Dataset excerpts:

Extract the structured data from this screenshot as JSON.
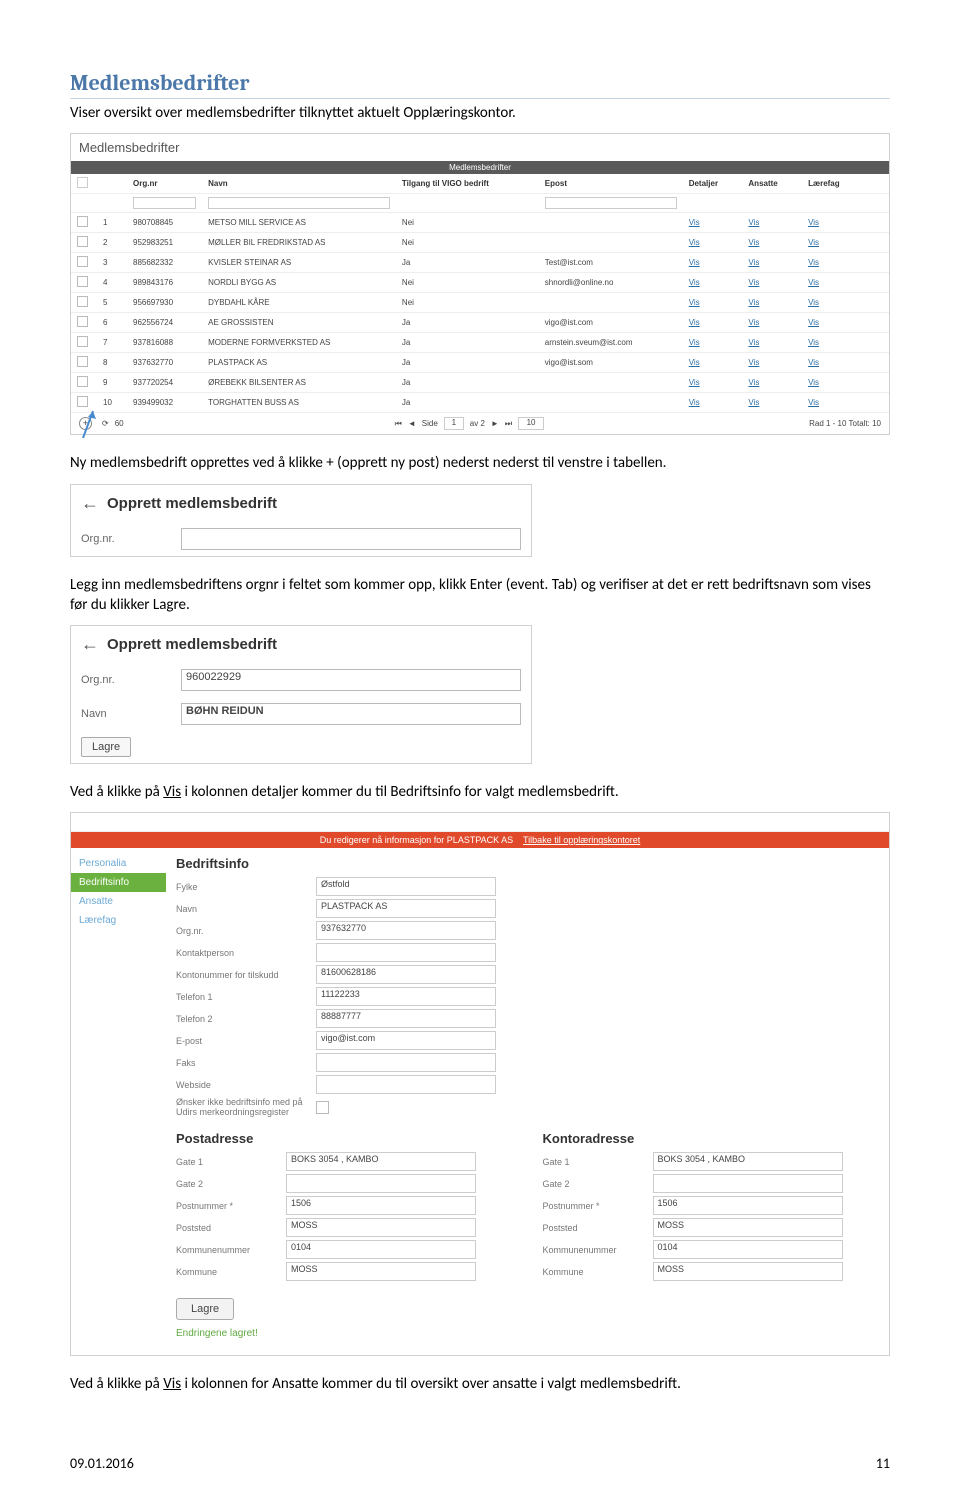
{
  "heading": "Medlemsbedrifter",
  "para1": "Viser oversikt over medlemsbedrifter tilknyttet aktuelt Opplæringskontor.",
  "para2": "Ny medlemsbedrift opprettes ved å klikke + (opprett ny post) nederst nederst til venstre i tabellen.",
  "para3a": "Legg inn medlemsbedriftens orgnr i feltet som kommer opp, klikk Enter (event. Tab) og verifiser at det er rett bedriftsnavn som vises før du klikker Lagre.",
  "para4a": "Ved å klikke på ",
  "para4b": "Vis",
  "para4c": " i kolonnen detaljer kommer du til Bedriftsinfo for valgt medlemsbedrift.",
  "para5a": "Ved å klikke på ",
  "para5b": "Vis",
  "para5c": " i kolonnen for Ansatte kommer du til oversikt over ansatte i valgt medlemsbedrift.",
  "shot1": {
    "title": "Medlemsbedrifter",
    "band": "Medlemsbedrifter",
    "cols": [
      "",
      "Org.nr",
      "Navn",
      "Tilgang til VIGO bedrift",
      "Epost",
      "Detaljer",
      "Ansatte",
      "Lærefag"
    ],
    "rows": [
      {
        "n": "1",
        "org": "980708845",
        "navn": "METSO MILL SERVICE AS",
        "til": "Nei",
        "ep": ""
      },
      {
        "n": "2",
        "org": "952983251",
        "navn": "MØLLER BIL FREDRIKSTAD AS",
        "til": "Nei",
        "ep": ""
      },
      {
        "n": "3",
        "org": "885682332",
        "navn": "KVISLER STEINAR AS",
        "til": "Ja",
        "ep": "Test@ist.com"
      },
      {
        "n": "4",
        "org": "989843176",
        "navn": "NORDLI BYGG AS",
        "til": "Nei",
        "ep": "shnordli@online.no"
      },
      {
        "n": "5",
        "org": "956697930",
        "navn": "DYBDAHL KÅRE",
        "til": "Nei",
        "ep": ""
      },
      {
        "n": "6",
        "org": "962556724",
        "navn": "AE GROSSISTEN",
        "til": "Ja",
        "ep": "vigo@ist.com"
      },
      {
        "n": "7",
        "org": "937816088",
        "navn": "MODERNE FORMVERKSTED AS",
        "til": "Ja",
        "ep": "arnstein.sveum@ist.com"
      },
      {
        "n": "8",
        "org": "937632770",
        "navn": "PLASTPACK AS",
        "til": "Ja",
        "ep": "vigo@ist.som"
      },
      {
        "n": "9",
        "org": "937720254",
        "navn": "ØREBEKK BILSENTER AS",
        "til": "Ja",
        "ep": ""
      },
      {
        "n": "10",
        "org": "939499032",
        "navn": "TORGHATTEN BUSS AS",
        "til": "Ja",
        "ep": ""
      }
    ],
    "vis": "Vis",
    "pager_side": "Side",
    "pager_av": "av 2",
    "pager_page": "1",
    "pager_size": "10",
    "pager_refresh": "60",
    "pager_total": "Rad 1 - 10  Totalt: 10"
  },
  "shot2": {
    "title": "Opprett medlemsbedrift",
    "label_org": "Org.nr."
  },
  "shot3": {
    "title": "Opprett medlemsbedrift",
    "label_org": "Org.nr.",
    "val_org": "960022929",
    "label_navn": "Navn",
    "val_navn": "BØHN REIDUN",
    "lagre": "Lagre"
  },
  "shot4": {
    "bar_a": "Du redigerer nå informasjon for PLASTPACK AS",
    "bar_b": "Tilbake til opplæringskontoret",
    "side": {
      "personalia": "Personalia",
      "bedriftsinfo": "Bedriftsinfo",
      "ansatte": "Ansatte",
      "laerefag": "Lærefag"
    },
    "h_bedriftsinfo": "Bedriftsinfo",
    "fields": {
      "fylke_l": "Fylke",
      "fylke_v": "Østfold",
      "navn_l": "Navn",
      "navn_v": "PLASTPACK AS",
      "org_l": "Org.nr.",
      "org_v": "937632770",
      "kontakt_l": "Kontaktperson",
      "kontakt_v": "",
      "konto_l": "Kontonummer for tilskudd",
      "konto_v": "81600628186",
      "tel1_l": "Telefon 1",
      "tel1_v": "11122233",
      "tel2_l": "Telefon 2",
      "tel2_v": "88887777",
      "epost_l": "E-post",
      "epost_v": "vigo@ist.com",
      "faks_l": "Faks",
      "faks_v": "",
      "web_l": "Webside",
      "web_v": "",
      "merke_l": "Ønsker ikke bedriftsinfo med på Udirs merkeordningsregister"
    },
    "h_post": "Postadresse",
    "h_kontor": "Kontoradresse",
    "addr_labels": {
      "g1": "Gate 1",
      "g2": "Gate 2",
      "pn": "Postnummer *",
      "ps": "Poststed",
      "kn": "Kommunenummer",
      "km": "Kommune"
    },
    "post": {
      "g1": "BOKS 3054 , KAMBO",
      "g2": "",
      "pn": "1506",
      "ps": "MOSS",
      "kn": "0104",
      "km": "MOSS"
    },
    "kontor": {
      "g1": "BOKS 3054 , KAMBO",
      "g2": "",
      "pn": "1506",
      "ps": "MOSS",
      "kn": "0104",
      "km": "MOSS"
    },
    "lagre": "Lagre",
    "saved": "Endringene lagret!"
  },
  "footer": {
    "date": "09.01.2016",
    "page": "11"
  }
}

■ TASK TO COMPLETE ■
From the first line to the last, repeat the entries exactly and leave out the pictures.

■ ANSWER SECTION ■
Extract the structured data from this screenshot as JSON.
{
  "heading": "Medlemsbedrifter",
  "para1": "Viser oversikt over medlemsbedrifter tilknyttet aktuelt Opplæringskontor.",
  "para2": "Ny medlemsbedrift opprettes ved å klikke + (opprett ny post) nederst nederst til venstre i tabellen.",
  "para3a": "Legg inn medlemsbedriftens orgnr i feltet som kommer opp, klikk Enter (event. Tab) og verifiser at det er rett bedriftsnavn som vises før du klikker Lagre.",
  "para4a": "Ved å klikke på ",
  "para4b": "Vis",
  "para4c": " i kolonnen detaljer kommer du til Bedriftsinfo for valgt medlemsbedrift.",
  "para5a": "Ved å klikke på ",
  "para5b": "Vis",
  "para5c": " i kolonnen for Ansatte kommer du til oversikt over ansatte i valgt medlemsbedrift.",
  "shot1": {
    "title": "Medlemsbedrifter",
    "band": "Medlemsbedrifter",
    "cols": [
      "",
      "Org.nr",
      "Navn",
      "Tilgang til VIGO bedrift",
      "Epost",
      "Detaljer",
      "Ansatte",
      "Lærefag"
    ],
    "rows": [
      {
        "n": "1",
        "org": "980708845",
        "navn": "METSO MILL SERVICE AS",
        "til": "Nei",
        "ep": ""
      },
      {
        "n": "2",
        "org": "952983251",
        "navn": "MØLLER BIL FREDRIKSTAD AS",
        "til": "Nei",
        "ep": ""
      },
      {
        "n": "3",
        "org": "885682332",
        "navn": "KVISLER STEINAR AS",
        "til": "Ja",
        "ep": "Test@ist.com"
      },
      {
        "n": "4",
        "org": "989843176",
        "navn": "NORDLI BYGG AS",
        "til": "Nei",
        "ep": "shnordli@online.no"
      },
      {
        "n": "5",
        "org": "956697930",
        "navn": "DYBDAHL KÅRE",
        "til": "Nei",
        "ep": ""
      },
      {
        "n": "6",
        "org": "962556724",
        "navn": "AE GROSSISTEN",
        "til": "Ja",
        "ep": "vigo@ist.com"
      },
      {
        "n": "7",
        "org": "937816088",
        "navn": "MODERNE FORMVERKSTED AS",
        "til": "Ja",
        "ep": "arnstein.sveum@ist.com"
      },
      {
        "n": "8",
        "org": "937632770",
        "navn": "PLASTPACK AS",
        "til": "Ja",
        "ep": "vigo@ist.som"
      },
      {
        "n": "9",
        "org": "937720254",
        "navn": "ØREBEKK BILSENTER AS",
        "til": "Ja",
        "ep": ""
      },
      {
        "n": "10",
        "org": "939499032",
        "navn": "TORGHATTEN BUSS AS",
        "til": "Ja",
        "ep": ""
      }
    ],
    "vis": "Vis",
    "pager_side": "Side",
    "pager_av": "av 2",
    "pager_page": "1",
    "pager_size": "10",
    "pager_refresh": "60",
    "pager_total": "Rad 1 - 10  Totalt: 10"
  },
  "shot2": {
    "title": "Opprett medlemsbedrift",
    "label_org": "Org.nr."
  },
  "shot3": {
    "title": "Opprett medlemsbedrift",
    "label_org": "Org.nr.",
    "val_org": "960022929",
    "label_navn": "Navn",
    "val_navn": "BØHN REIDUN",
    "lagre": "Lagre"
  },
  "shot4": {
    "bar_a": "Du redigerer nå informasjon for PLASTPACK AS",
    "bar_b": "Tilbake til opplæringskontoret",
    "side": {
      "personalia": "Personalia",
      "bedriftsinfo": "Bedriftsinfo",
      "ansatte": "Ansatte",
      "laerefag": "Lærefag"
    },
    "h_bedriftsinfo": "Bedriftsinfo",
    "fields": {
      "fylke_l": "Fylke",
      "fylke_v": "Østfold",
      "navn_l": "Navn",
      "navn_v": "PLASTPACK AS",
      "org_l": "Org.nr.",
      "org_v": "937632770",
      "kontakt_l": "Kontaktperson",
      "kontakt_v": "",
      "konto_l": "Kontonummer for tilskudd",
      "konto_v": "81600628186",
      "tel1_l": "Telefon 1",
      "tel1_v": "11122233",
      "tel2_l": "Telefon 2",
      "tel2_v": "88887777",
      "epost_l": "E-post",
      "epost_v": "vigo@ist.com",
      "faks_l": "Faks",
      "faks_v": "",
      "web_l": "Webside",
      "web_v": "",
      "merke_l": "Ønsker ikke bedriftsinfo med på Udirs merkeordningsregister"
    },
    "h_post": "Postadresse",
    "h_kontor": "Kontoradresse",
    "addr_labels": {
      "g1": "Gate 1",
      "g2": "Gate 2",
      "pn": "Postnummer *",
      "ps": "Poststed",
      "kn": "Kommunenummer",
      "km": "Kommune"
    },
    "post": {
      "g1": "BOKS 3054 , KAMBO",
      "g2": "",
      "pn": "1506",
      "ps": "MOSS",
      "kn": "0104",
      "km": "MOSS"
    },
    "kontor": {
      "g1": "BOKS 3054 , KAMBO",
      "g2": "",
      "pn": "1506",
      "ps": "MOSS",
      "kn": "0104",
      "km": "MOSS"
    },
    "lagre": "Lagre",
    "saved": "Endringene lagret!"
  },
  "footer": {
    "date": "09.01.2016",
    "page": "11"
  }
}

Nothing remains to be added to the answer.